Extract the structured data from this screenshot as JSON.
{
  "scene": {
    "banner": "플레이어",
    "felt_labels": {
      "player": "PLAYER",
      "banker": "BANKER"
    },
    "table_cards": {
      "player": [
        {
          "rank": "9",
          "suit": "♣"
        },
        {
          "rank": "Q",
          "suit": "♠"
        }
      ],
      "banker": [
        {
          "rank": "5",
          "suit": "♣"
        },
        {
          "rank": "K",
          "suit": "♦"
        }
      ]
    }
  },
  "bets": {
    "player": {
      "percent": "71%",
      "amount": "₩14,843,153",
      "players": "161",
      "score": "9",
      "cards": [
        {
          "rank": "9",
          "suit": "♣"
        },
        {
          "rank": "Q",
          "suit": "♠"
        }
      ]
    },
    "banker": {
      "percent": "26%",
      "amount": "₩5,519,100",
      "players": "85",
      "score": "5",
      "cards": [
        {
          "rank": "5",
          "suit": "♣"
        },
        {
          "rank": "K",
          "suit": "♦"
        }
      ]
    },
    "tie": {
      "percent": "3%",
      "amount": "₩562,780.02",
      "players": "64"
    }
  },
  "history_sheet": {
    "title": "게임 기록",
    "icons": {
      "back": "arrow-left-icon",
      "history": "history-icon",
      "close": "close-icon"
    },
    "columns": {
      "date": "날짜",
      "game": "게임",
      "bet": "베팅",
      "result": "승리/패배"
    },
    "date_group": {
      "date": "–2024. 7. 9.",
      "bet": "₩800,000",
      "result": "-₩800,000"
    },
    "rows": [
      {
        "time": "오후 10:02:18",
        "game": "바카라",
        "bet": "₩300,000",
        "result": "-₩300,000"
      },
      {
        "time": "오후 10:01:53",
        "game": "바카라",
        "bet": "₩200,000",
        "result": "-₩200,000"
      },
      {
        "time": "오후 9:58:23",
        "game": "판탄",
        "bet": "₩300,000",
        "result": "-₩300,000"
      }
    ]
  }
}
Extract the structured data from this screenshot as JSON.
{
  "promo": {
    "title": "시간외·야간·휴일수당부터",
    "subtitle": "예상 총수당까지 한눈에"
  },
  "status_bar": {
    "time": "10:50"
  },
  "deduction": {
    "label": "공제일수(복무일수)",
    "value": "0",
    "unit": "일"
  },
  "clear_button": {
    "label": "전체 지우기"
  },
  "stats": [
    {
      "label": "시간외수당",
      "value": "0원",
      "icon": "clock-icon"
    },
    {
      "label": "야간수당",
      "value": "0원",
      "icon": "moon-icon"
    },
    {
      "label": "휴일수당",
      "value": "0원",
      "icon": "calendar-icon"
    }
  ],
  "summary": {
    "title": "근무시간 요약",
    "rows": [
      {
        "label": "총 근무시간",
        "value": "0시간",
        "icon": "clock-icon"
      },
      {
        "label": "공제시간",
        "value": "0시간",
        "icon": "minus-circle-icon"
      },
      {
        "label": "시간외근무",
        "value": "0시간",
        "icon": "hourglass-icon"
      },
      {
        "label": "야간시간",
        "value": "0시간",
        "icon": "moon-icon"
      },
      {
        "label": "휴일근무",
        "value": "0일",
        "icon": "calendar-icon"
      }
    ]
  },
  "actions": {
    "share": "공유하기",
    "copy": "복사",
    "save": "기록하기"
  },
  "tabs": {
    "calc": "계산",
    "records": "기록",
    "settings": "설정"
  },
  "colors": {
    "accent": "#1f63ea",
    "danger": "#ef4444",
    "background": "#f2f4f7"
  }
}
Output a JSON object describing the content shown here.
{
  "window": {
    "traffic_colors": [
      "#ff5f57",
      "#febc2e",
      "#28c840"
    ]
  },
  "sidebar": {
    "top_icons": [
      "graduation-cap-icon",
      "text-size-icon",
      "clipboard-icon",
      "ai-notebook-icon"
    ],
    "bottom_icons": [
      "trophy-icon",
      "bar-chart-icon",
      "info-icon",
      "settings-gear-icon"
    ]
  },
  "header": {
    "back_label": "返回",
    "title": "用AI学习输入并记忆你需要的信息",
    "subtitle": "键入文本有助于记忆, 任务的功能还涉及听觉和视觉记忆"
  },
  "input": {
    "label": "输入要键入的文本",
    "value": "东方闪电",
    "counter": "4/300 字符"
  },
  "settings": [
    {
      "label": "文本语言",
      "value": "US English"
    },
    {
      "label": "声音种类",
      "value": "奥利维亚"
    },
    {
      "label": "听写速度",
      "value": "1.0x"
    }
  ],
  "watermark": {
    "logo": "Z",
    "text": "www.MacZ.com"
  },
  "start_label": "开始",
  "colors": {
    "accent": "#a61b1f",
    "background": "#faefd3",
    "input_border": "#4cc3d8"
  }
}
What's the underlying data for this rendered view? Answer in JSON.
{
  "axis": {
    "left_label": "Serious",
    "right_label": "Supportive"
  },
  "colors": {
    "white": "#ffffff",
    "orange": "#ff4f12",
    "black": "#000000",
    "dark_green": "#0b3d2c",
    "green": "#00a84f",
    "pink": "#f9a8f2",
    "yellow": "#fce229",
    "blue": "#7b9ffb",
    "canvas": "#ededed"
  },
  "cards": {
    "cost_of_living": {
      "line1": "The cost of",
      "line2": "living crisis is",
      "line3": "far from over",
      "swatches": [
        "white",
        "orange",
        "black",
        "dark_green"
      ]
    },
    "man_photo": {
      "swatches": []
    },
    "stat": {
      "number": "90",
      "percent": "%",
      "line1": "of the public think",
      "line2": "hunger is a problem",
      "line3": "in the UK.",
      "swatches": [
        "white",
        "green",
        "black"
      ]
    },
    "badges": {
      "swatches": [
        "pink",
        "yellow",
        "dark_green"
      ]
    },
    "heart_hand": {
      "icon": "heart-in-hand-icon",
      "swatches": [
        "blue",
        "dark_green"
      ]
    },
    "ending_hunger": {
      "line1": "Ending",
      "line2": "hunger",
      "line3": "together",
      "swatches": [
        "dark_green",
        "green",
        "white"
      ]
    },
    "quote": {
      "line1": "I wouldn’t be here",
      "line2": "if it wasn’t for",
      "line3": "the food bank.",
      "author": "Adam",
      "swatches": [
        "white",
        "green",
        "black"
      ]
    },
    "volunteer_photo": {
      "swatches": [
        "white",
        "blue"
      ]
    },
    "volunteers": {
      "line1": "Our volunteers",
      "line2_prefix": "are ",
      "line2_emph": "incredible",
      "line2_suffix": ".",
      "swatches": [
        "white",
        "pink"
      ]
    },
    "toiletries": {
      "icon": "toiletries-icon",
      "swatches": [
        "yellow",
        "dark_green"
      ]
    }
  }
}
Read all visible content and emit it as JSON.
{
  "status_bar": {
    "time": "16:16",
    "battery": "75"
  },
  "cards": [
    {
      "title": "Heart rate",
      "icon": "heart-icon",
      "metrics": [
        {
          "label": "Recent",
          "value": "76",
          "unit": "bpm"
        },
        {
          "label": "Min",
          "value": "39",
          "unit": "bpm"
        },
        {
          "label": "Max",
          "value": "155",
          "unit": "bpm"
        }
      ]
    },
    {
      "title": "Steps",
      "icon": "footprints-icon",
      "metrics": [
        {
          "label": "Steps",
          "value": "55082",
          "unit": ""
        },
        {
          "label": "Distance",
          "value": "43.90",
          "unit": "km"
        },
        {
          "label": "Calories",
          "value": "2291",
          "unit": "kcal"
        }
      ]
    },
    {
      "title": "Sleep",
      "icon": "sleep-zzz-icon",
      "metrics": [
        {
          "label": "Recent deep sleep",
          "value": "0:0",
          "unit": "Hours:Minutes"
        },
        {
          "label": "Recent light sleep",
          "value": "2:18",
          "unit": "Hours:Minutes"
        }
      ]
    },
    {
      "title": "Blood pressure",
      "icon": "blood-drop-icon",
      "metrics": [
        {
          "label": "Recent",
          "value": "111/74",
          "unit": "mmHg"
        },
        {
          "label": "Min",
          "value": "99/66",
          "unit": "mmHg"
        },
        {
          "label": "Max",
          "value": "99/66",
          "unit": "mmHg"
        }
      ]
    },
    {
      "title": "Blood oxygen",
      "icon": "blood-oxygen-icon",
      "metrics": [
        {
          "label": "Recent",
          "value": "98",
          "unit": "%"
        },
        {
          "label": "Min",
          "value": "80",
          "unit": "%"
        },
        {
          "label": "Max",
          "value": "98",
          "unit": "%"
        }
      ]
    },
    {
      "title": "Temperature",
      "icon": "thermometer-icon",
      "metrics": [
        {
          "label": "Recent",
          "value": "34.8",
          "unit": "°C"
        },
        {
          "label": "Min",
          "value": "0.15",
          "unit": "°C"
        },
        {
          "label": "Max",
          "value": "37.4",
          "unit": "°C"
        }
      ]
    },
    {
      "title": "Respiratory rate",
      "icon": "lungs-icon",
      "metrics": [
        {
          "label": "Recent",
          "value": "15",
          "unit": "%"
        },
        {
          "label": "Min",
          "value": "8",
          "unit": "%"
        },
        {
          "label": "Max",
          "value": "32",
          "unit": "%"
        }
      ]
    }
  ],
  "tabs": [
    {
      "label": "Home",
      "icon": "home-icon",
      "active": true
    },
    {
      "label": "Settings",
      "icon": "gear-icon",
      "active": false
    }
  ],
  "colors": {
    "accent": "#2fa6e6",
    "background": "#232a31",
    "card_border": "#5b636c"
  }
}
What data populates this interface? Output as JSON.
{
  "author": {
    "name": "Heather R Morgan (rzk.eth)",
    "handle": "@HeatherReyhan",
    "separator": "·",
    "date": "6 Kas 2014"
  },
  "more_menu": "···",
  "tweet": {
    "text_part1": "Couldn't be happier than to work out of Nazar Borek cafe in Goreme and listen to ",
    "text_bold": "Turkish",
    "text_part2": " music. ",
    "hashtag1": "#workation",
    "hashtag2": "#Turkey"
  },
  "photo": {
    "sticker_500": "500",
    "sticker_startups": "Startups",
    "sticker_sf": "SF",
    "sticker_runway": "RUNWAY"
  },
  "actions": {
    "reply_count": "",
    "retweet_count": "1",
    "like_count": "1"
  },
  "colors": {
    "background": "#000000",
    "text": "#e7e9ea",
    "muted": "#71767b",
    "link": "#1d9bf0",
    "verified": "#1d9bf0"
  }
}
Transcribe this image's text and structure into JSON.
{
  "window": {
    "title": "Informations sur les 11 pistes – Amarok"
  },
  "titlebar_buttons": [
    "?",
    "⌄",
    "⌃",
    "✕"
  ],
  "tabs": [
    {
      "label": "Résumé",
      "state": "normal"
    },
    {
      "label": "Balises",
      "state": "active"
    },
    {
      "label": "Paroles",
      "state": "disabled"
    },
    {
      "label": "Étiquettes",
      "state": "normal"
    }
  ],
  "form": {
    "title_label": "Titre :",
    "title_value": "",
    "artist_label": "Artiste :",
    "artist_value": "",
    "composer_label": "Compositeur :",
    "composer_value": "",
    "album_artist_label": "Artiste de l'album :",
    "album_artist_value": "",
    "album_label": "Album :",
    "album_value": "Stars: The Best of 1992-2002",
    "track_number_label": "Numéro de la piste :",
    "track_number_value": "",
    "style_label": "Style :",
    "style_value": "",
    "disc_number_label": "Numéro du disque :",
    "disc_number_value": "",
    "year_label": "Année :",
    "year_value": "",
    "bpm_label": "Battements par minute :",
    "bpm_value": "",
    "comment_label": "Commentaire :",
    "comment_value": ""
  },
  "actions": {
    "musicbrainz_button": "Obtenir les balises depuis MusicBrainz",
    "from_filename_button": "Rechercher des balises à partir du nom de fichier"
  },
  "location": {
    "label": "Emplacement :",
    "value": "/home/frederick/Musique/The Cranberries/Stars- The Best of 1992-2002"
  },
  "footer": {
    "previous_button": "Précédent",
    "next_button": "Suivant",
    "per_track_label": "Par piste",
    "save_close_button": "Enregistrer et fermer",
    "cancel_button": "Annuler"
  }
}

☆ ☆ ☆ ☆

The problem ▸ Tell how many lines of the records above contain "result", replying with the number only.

Output below ▸ 5